The first few weeks of showering were dreadful.
I was not just intimidated by exposing my body but by the confidence of other girls. They walked around carefree yet I couldn’t help but walk around scared what they thought of my body.
Now that I write those words I realize how ridiculous I was. These girls were walking around shameless in their bodies, you think they even noticed mine? NOPE.
Honestly, I can’t really tell you what happened after that.
Eventually, I became more comfortable walking around the showers. There were so many other things to worry about in my day that showering naked was no longer one of them. It became normal, it was just a thing.
Although I become comfortable with it, it wasn’t until the end of the summer that this experience actually affected the way I looked at my body.
Of course, showering with my teammates was not an open invitation to stare at other girls bodies, and I never did. But when you shower with the same people for 89 days it’s not like you see nothing.
I saw stuff. Different stuff. Stuff that didn’t look like my stuff. But guess what?
It didn’t look like anybody else’s stuff either.
Whether it was top stuff of bottom stuff, nobodies stuff looked alike.
If I were to choose only one event in my life to use the term “liberated” this would be it.
Although it took me all summer, I had finally realized that my entire body was totally normal because it was totally mine. It wasn’t something I needed to hide or deny.
I had gone an entire summer exposing my body to my teammates with no reparations.
I had even run around a field in nothing but a sports bra and spandex shorts all summer, cellulite jiggling everywhere with no reparations (and plenty of crushes 😉 ).
What had I been worrying about this whole time?
That’s when I realized that when we have “beauty flaws”, whether it be a wrinkle, tiny ears, or big thighs nobody notices more than ourselves. Heck, most people you encounter won’t notice your ‘flaws’ at all.
It’s not until we point them out as flaws that people actually notice.
Yes, I can’t deny that there are some real jerks out there who say nasty things about other people’s bodies. But those jerks only exist because someone else has said really nasty things about their bodies.
How this experience changed me…
It’s hard to describe how this has made me more comfortable with my body so I’ll try my best with some habits that I developed following this experience:
- I happily only wear bras that are comfortable. Honestly, I’ve basically only worn sports bras for the past year.
- I’ve grown very happy with the look of my “flat chest”
- Not that I do it often, but taking my shirt off is an easy thing. At the gym, in front of friends, whenever it’s appropriate, it’s easy.

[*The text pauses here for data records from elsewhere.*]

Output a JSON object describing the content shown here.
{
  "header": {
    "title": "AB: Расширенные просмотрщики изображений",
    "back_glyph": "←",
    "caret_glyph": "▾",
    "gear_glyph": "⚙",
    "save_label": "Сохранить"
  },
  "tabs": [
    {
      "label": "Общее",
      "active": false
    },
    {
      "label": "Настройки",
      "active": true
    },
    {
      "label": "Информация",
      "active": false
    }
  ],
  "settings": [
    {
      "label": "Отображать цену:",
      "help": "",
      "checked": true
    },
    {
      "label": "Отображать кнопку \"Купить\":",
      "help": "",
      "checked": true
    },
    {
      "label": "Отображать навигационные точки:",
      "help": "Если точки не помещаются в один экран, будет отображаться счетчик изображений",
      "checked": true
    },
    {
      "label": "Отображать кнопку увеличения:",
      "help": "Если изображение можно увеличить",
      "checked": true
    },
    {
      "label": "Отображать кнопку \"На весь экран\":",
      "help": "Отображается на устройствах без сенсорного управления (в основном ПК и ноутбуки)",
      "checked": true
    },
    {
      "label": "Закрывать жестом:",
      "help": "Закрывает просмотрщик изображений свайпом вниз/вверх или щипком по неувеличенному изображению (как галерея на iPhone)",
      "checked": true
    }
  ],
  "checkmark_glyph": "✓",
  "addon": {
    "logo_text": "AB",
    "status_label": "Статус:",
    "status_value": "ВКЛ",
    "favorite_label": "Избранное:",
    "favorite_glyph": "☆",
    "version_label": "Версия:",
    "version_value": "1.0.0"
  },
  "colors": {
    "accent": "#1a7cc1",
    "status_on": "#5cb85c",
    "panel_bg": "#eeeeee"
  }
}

- Intimacy with guys is so much easier too. Yeah, I get nervous, but I’m never thinking “they won’t like me once I take off my bra” anymore.
- If any guy does make a comment about my lower lady bits, we can go in a delightful discussion about the female anatomy. (Maybe I call them out for their limited sex life if they’re mean. :] ).
- I comfortably wear spandex shorts at the gym. Not only do I not care who sees my cellulite, but I totally forgot I had any until writing this post.
- I’m not so judgemental about other women’s bodies. When you’re comfortable with what your mama gave you, why would you care about what another mama gave her baby?
- I’m generally content with my body. That simple.
Loving your body isn’t an easy thing.
It’s a long process that takes a very long time. In all honesty, it wasn’t until about year or two after this experience that I truly loved my body.
But this experience was part of that process.
My life radically changed after this event not because I suddenly loved my body, but because I learned to accept it. I realized that despite my insecurities, there was nothing truly bad about my body to begin with.
There was nothing to constantly be worrying about or constantly try to fix.
Although it looked different, it was just as normal as every other girls body.
I started looking in the mirror differently, talking about my body differently.
I started to become more comfortable with the space my body took it.
There was no longer a voice inside my head, telling myself what I had to fix. There was just me, enjoying my life inside my perfectly normal body.